Exercise objective — Type the entries out again exactly as they read, but leave every picture behind.

===============

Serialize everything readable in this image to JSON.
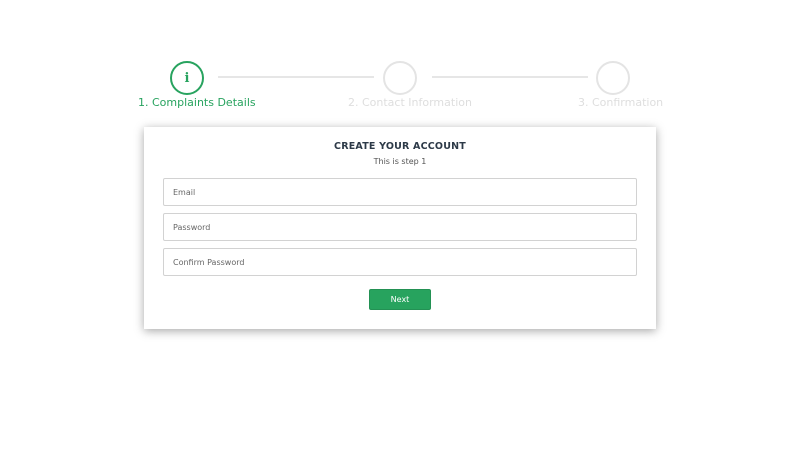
{
  "colors": {
    "accent": "#28a35f",
    "inactive": "#dedede",
    "title": "#2d3a48"
  },
  "stepper": {
    "steps": [
      {
        "label": "1. Complaints Details",
        "icon": "info-icon",
        "icon_glyph": "i",
        "active": true
      },
      {
        "label": "2. Contact Information",
        "active": false
      },
      {
        "label": "3. Confirmation",
        "active": false
      }
    ]
  },
  "form": {
    "title": "CREATE YOUR ACCOUNT",
    "subtitle": "This is step 1",
    "email": {
      "placeholder": "Email",
      "value": ""
    },
    "password": {
      "placeholder": "Password",
      "value": ""
    },
    "confirm_password": {
      "placeholder": "Confirm Password",
      "value": ""
    },
    "next_label": "Next"
  }
}
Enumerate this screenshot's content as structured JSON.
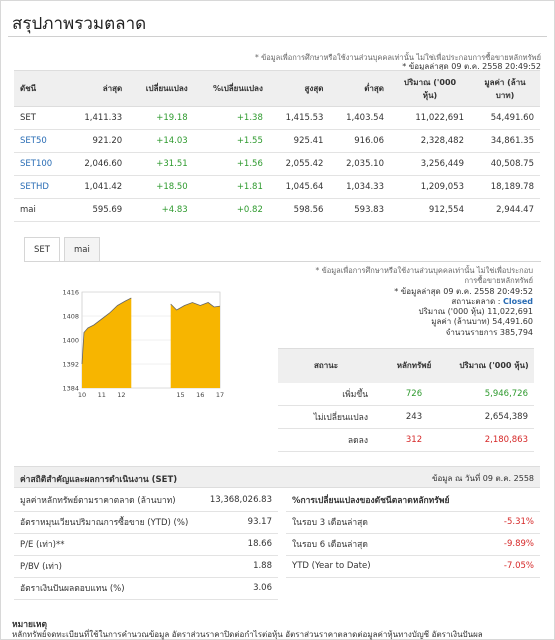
{
  "page_title": "สรุปภาพรวมตลาด",
  "top_note": "* ข้อมูลเพื่อการศึกษาหรือใช้งานส่วนบุคคลเท่านั้น ไม่ใช่เพื่อประกอบการซื้อขายหลักทรัพย์",
  "top_asof": "* ข้อมูลล่าสุด 09 ต.ค. 2558 20:49:52",
  "index_table": {
    "headers": [
      "ดัชนี",
      "ล่าสุด",
      "เปลี่ยนแปลง",
      "%เปลี่ยนแปลง",
      "สูงสุด",
      "ต่ำสุด",
      "ปริมาณ ('000 หุ้น)",
      "มูลค่า (ล้านบาท)"
    ],
    "rows": [
      {
        "name": "SET",
        "last": "1,411.33",
        "change": "+19.18",
        "pct": "+1.38",
        "high": "1,415.53",
        "low": "1,403.54",
        "volume": "11,022,691",
        "value": "54,491.60",
        "link": false
      },
      {
        "name": "SET50",
        "last": "921.20",
        "change": "+14.03",
        "pct": "+1.55",
        "high": "925.41",
        "low": "916.06",
        "volume": "2,328,482",
        "value": "34,861.35",
        "link": true
      },
      {
        "name": "SET100",
        "last": "2,046.60",
        "change": "+31.51",
        "pct": "+1.56",
        "high": "2,055.42",
        "low": "2,035.10",
        "volume": "3,256,449",
        "value": "40,508.75",
        "link": true
      },
      {
        "name": "SETHD",
        "last": "1,041.42",
        "change": "+18.50",
        "pct": "+1.81",
        "high": "1,045.64",
        "low": "1,034.33",
        "volume": "1,209,053",
        "value": "18,189.78",
        "link": true
      },
      {
        "name": "mai",
        "last": "595.69",
        "change": "+4.83",
        "pct": "+0.82",
        "high": "598.56",
        "low": "593.83",
        "volume": "912,554",
        "value": "2,944.47",
        "link": false
      }
    ]
  },
  "tabs": [
    {
      "label": "SET",
      "active": true
    },
    {
      "label": "mai",
      "active": false
    }
  ],
  "info": {
    "note_line1": "* ข้อมูลเพื่อการศึกษาหรือใช้งานส่วนบุคคลเท่านั้น ไม่ใช่เพื่อประกอบ",
    "note_line2": "การซื้อขายหลักทรัพย์",
    "asof": "* ข้อมูลล่าสุด 09 ต.ค. 2558 20:49:52",
    "status_label": "สถานะตลาด :",
    "status_value": "Closed",
    "volume_line": "ปริมาณ ('000 หุ้น)  11,022,691",
    "value_line": "มูลค่า (ล้านบาท)  54,491.60",
    "deals_line": "จำนวนรายการ  385,794"
  },
  "breadth": {
    "headers": [
      "สถานะ",
      "หลักทรัพย์",
      "ปริมาณ ('000 หุ้น)"
    ],
    "rows": [
      {
        "label": "เพิ่มขึ้น",
        "count": "726",
        "volume": "5,946,726",
        "color": "#2e9a2e"
      },
      {
        "label": "ไม่เปลี่ยนแปลง",
        "count": "243",
        "volume": "2,654,389",
        "color": "#333333"
      },
      {
        "label": "ลดลง",
        "count": "312",
        "volume": "2,180,863",
        "color": "#d62828"
      }
    ]
  },
  "stats_header": {
    "left": "ค่าสถิติสำคัญและผลการดำเนินงาน (SET)",
    "right": "ข้อมูล ณ วันที่ 09 ต.ค. 2558"
  },
  "stats_left": [
    {
      "label": "มูลค่าหลักทรัพย์ตามราคาตลาด (ล้านบาท)",
      "value": "13,368,026.83"
    },
    {
      "label": "อัตราหมุนเวียนปริมาณการซื้อขาย (YTD) (%)",
      "value": "93.17"
    },
    {
      "label": "P/E (เท่า)**",
      "value": "18.66"
    },
    {
      "label": "P/BV (เท่า)",
      "value": "1.88"
    },
    {
      "label": "อัตราเงินปันผลตอบแทน (%)",
      "value": "3.06"
    }
  ],
  "stats_right_title": "%การเปลี่ยนแปลงของดัชนีตลาดหลักทรัพย์",
  "stats_right": [
    {
      "label": "ในรอบ 3 เดือนล่าสุด",
      "value": "-5.31%"
    },
    {
      "label": "ในรอบ 6 เดือนล่าสุด",
      "value": "-9.89%"
    },
    {
      "label": "YTD (Year to Date)",
      "value": "-7.05%"
    }
  ],
  "remark_title": "หมายเหตุ",
  "remark_text": "หลักทรัพย์จดทะเบียนที่ใช้ในการคำนวณข้อมูล อัตราส่วนราคาปิดต่อกำไรต่อหุ้น อัตราส่วนราคาตลาดต่อมูลค่าหุ้นทางบัญชี อัตราเงินปันผล",
  "chart_data": {
    "type": "area",
    "x_ticks": [
      "10",
      "11",
      "12",
      "15",
      "16",
      "17"
    ],
    "y_ticks": [
      "1416",
      "1408",
      "1400",
      "1392",
      "1384"
    ],
    "ylim": [
      1384,
      1416
    ],
    "fill_color": "#f7b500",
    "line_color": "#666666",
    "sessions": [
      {
        "x": [
          10.0,
          10.1,
          10.3,
          10.6,
          11.0,
          11.4,
          11.8,
          12.2,
          12.5
        ],
        "y": [
          1392,
          1402.5,
          1404,
          1405,
          1407,
          1409,
          1411.5,
          1413,
          1414
        ]
      },
      {
        "x": [
          14.5,
          14.8,
          15.2,
          15.6,
          16.0,
          16.4,
          16.7,
          17.0
        ],
        "y": [
          1412,
          1410,
          1411.5,
          1412.5,
          1411.5,
          1412.5,
          1411,
          1411.3
        ]
      }
    ]
  }
}
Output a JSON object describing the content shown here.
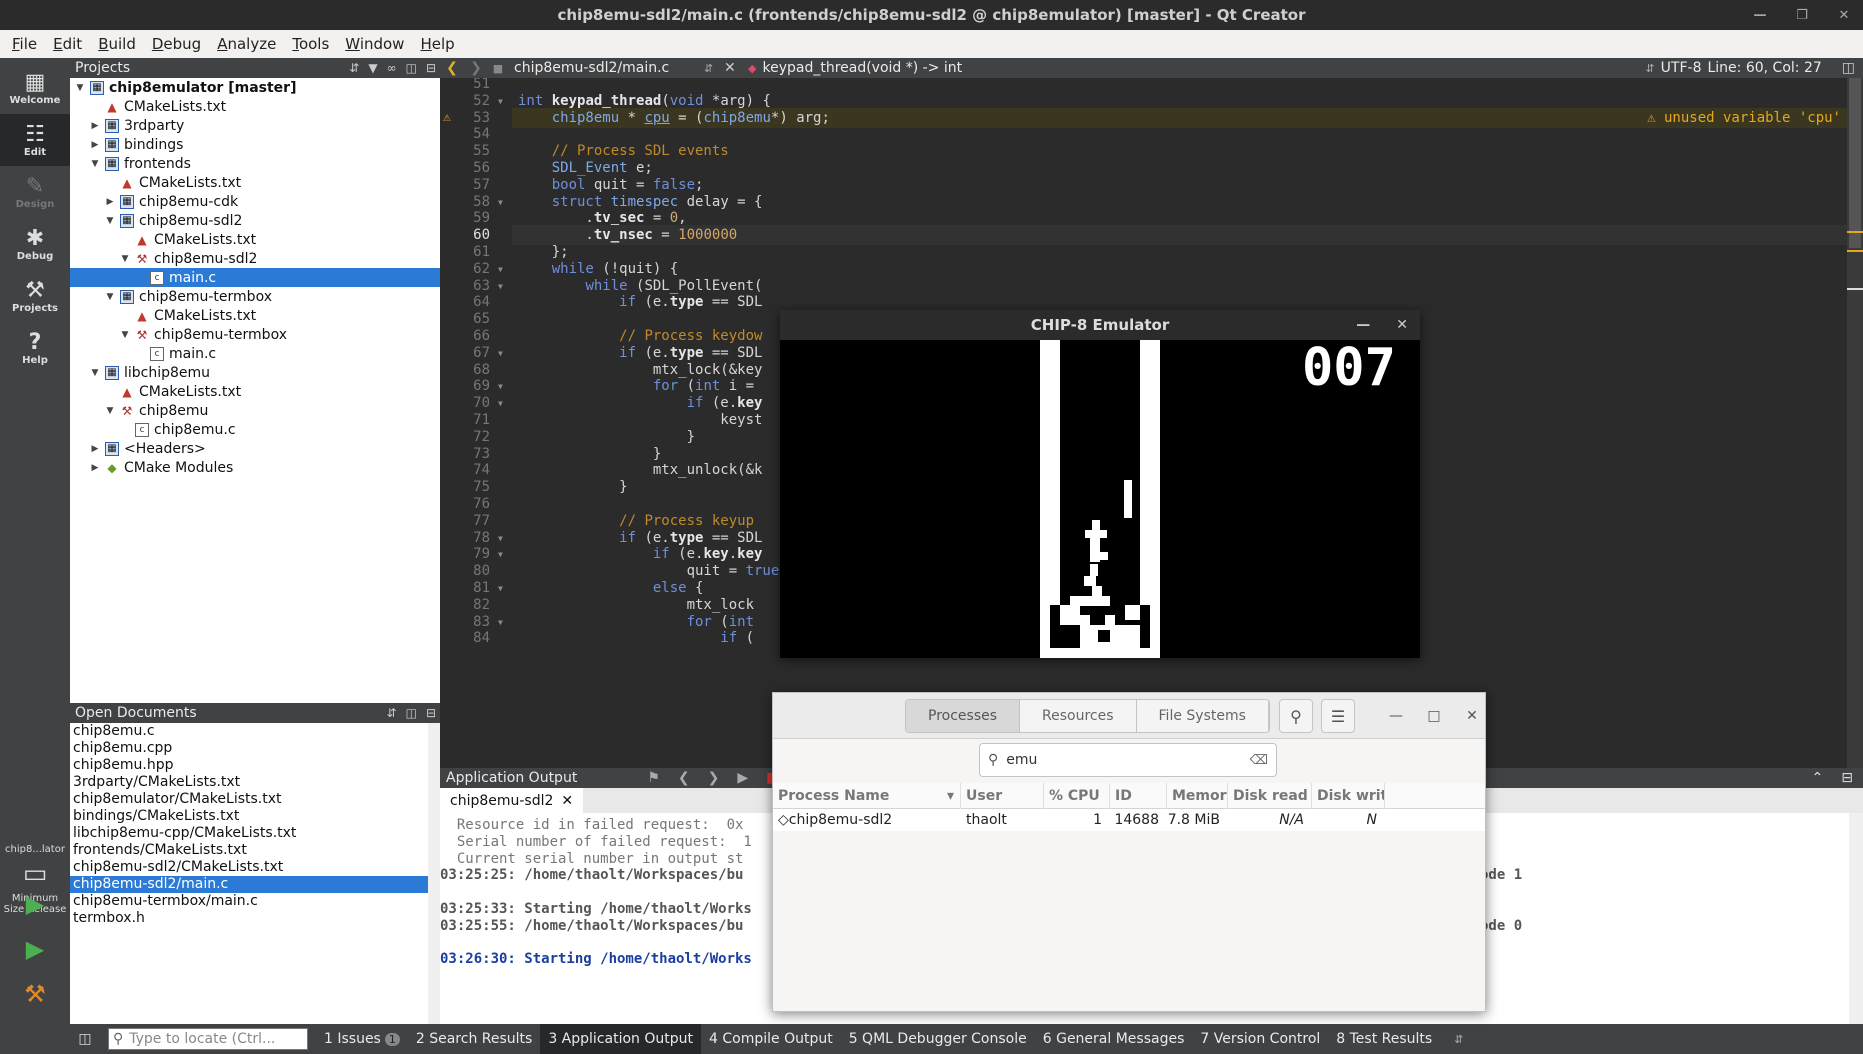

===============

Exercise solution —
Serialize everything readable in this image to JSON.
{
  "colors": {
    "accent": "#28a35f",
    "inactive": "#dedede",
    "title": "#2d3a48"
  },
  "stepper": {
    "steps": [
      {
        "label": "1. Complaints Details",
        "icon": "info-icon",
        "icon_glyph": "i",
        "active": true
      },
      {
        "label": "2. Contact Information",
        "active": false
      },
      {
        "label": "3. Confirmation",
        "active": false
      }
    ]
  },
  "form": {
    "title": "CREATE YOUR ACCOUNT",
    "subtitle": "This is step 1",
    "email": {
      "placeholder": "Email",
      "value": ""
    },
    "password": {
      "placeholder": "Password",
      "value": ""
    },
    "confirm_password": {
      "placeholder": "Confirm Password",
      "value": ""
    },
    "next_label": "Next"
  }
}
Enumerate this screenshot's content as structured JSON.
{
  "page_title": "สรุปภาพรวมตลาด",
  "top_note": "* ข้อมูลเพื่อการศึกษาหรือใช้งานส่วนบุคคลเท่านั้น ไม่ใช่เพื่อประกอบการซื้อขายหลักทรัพย์",
  "top_asof": "* ข้อมูลล่าสุด 09 ต.ค. 2558 20:49:52",
  "index_table": {
    "headers": [
      "ดัชนี",
      "ล่าสุด",
      "เปลี่ยนแปลง",
      "%เปลี่ยนแปลง",
      "สูงสุด",
      "ต่ำสุด",
      "ปริมาณ ('000 หุ้น)",
      "มูลค่า (ล้านบาท)"
    ],
    "rows": [
      {
        "name": "SET",
        "last": "1,411.33",
        "change": "+19.18",
        "pct": "+1.38",
        "high": "1,415.53",
        "low": "1,403.54",
        "volume": "11,022,691",
        "value": "54,491.60",
        "link": false
      },
      {
        "name": "SET50",
        "last": "921.20",
        "change": "+14.03",
        "pct": "+1.55",
        "high": "925.41",
        "low": "916.06",
        "volume": "2,328,482",
        "value": "34,861.35",
        "link": true
      },
      {
        "name": "SET100",
        "last": "2,046.60",
        "change": "+31.51",
        "pct": "+1.56",
        "high": "2,055.42",
        "low": "2,035.10",
        "volume": "3,256,449",
        "value": "40,508.75",
        "link": true
      },
      {
        "name": "SETHD",
        "last": "1,041.42",
        "change": "+18.50",
        "pct": "+1.81",
        "high": "1,045.64",
        "low": "1,034.33",
        "volume": "1,209,053",
        "value": "18,189.78",
        "link": true
      },
      {
        "name": "mai",
        "last": "595.69",
        "change": "+4.83",
        "pct": "+0.82",
        "high": "598.56",
        "low": "593.83",
        "volume": "912,554",
        "value": "2,944.47",
        "link": false
      }
    ]
  },
  "tabs": [
    {
      "label": "SET",
      "active": true
    },
    {
      "label": "mai",
      "active": false
    }
  ],
  "info": {
    "note_line1": "* ข้อมูลเพื่อการศึกษาหรือใช้งานส่วนบุคคลเท่านั้น ไม่ใช่เพื่อประกอบ",
    "note_line2": "การซื้อขายหลักทรัพย์",
    "asof": "* ข้อมูลล่าสุด 09 ต.ค. 2558 20:49:52",
    "status_label": "สถานะตลาด :",
    "status_value": "Closed",
    "volume_line": "ปริมาณ ('000 หุ้น)  11,022,691",
    "value_line": "มูลค่า (ล้านบาท)  54,491.60",
    "deals_line": "จำนวนรายการ  385,794"
  },
  "breadth": {
    "headers": [
      "สถานะ",
      "หลักทรัพย์",
      "ปริมาณ ('000 หุ้น)"
    ],
    "rows": [
      {
        "label": "เพิ่มขึ้น",
        "count": "726",
        "volume": "5,946,726",
        "color": "#2e9a2e"
      },
      {
        "label": "ไม่เปลี่ยนแปลง",
        "count": "243",
        "volume": "2,654,389",
        "color": "#333333"
      },
      {
        "label": "ลดลง",
        "count": "312",
        "volume": "2,180,863",
        "color": "#d62828"
      }
    ]
  },
  "stats_header": {
    "left": "ค่าสถิติสำคัญและผลการดำเนินงาน (SET)",
    "right": "ข้อมูล ณ วันที่ 09 ต.ค. 2558"
  },
  "stats_left": [
    {
      "label": "มูลค่าหลักทรัพย์ตามราคาตลาด (ล้านบาท)",
      "value": "13,368,026.83"
    },
    {
      "label": "อัตราหมุนเวียนปริมาณการซื้อขาย (YTD) (%)",
      "value": "93.17"
    },
    {
      "label": "P/E (เท่า)**",
      "value": "18.66"
    },
    {
      "label": "P/BV (เท่า)",
      "value": "1.88"
    },
    {
      "label": "อัตราเงินปันผลตอบแทน (%)",
      "value": "3.06"
    }
  ],
  "stats_right_title": "%การเปลี่ยนแปลงของดัชนีตลาดหลักทรัพย์",
  "stats_right": [
    {
      "label": "ในรอบ 3 เดือนล่าสุด",
      "value": "-5.31%"
    },
    {
      "label": "ในรอบ 6 เดือนล่าสุด",
      "value": "-9.89%"
    },
    {
      "label": "YTD (Year to Date)",
      "value": "-7.05%"
    }
  ],
  "remark_title": "หมายเหตุ",
  "remark_text": "หลักทรัพย์จดทะเบียนที่ใช้ในการคำนวณข้อมูล อัตราส่วนราคาปิดต่อกำไรต่อหุ้น อัตราส่วนราคาตลาดต่อมูลค่าหุ้นทางบัญชี อัตราเงินปันผล",
  "chart_data": {
    "type": "area",
    "x_ticks": [
      "10",
      "11",
      "12",
      "15",
      "16",
      "17"
    ],
    "y_ticks": [
      "1416",
      "1408",
      "1400",
      "1392",
      "1384"
    ],
    "ylim": [
      1384,
      1416
    ],
    "fill_color": "#f7b500",
    "line_color": "#666666",
    "sessions": [
      {
        "x": [
          10.0,
          10.1,
          10.3,
          10.6,
          11.0,
          11.4,
          11.8,
          12.2,
          12.5
        ],
        "y": [
          1392,
          1402.5,
          1404,
          1405,
          1407,
          1409,
          1411.5,
          1413,
          1414
        ]
      },
      {
        "x": [
          14.5,
          14.8,
          15.2,
          15.6,
          16.0,
          16.4,
          16.7,
          17.0
        ],
        "y": [
          1412,
          1410,
          1411.5,
          1412.5,
          1411.5,
          1412.5,
          1411,
          1411.3
        ]
      }
    ]
  }
}
Output a JSON object describing the content shown here.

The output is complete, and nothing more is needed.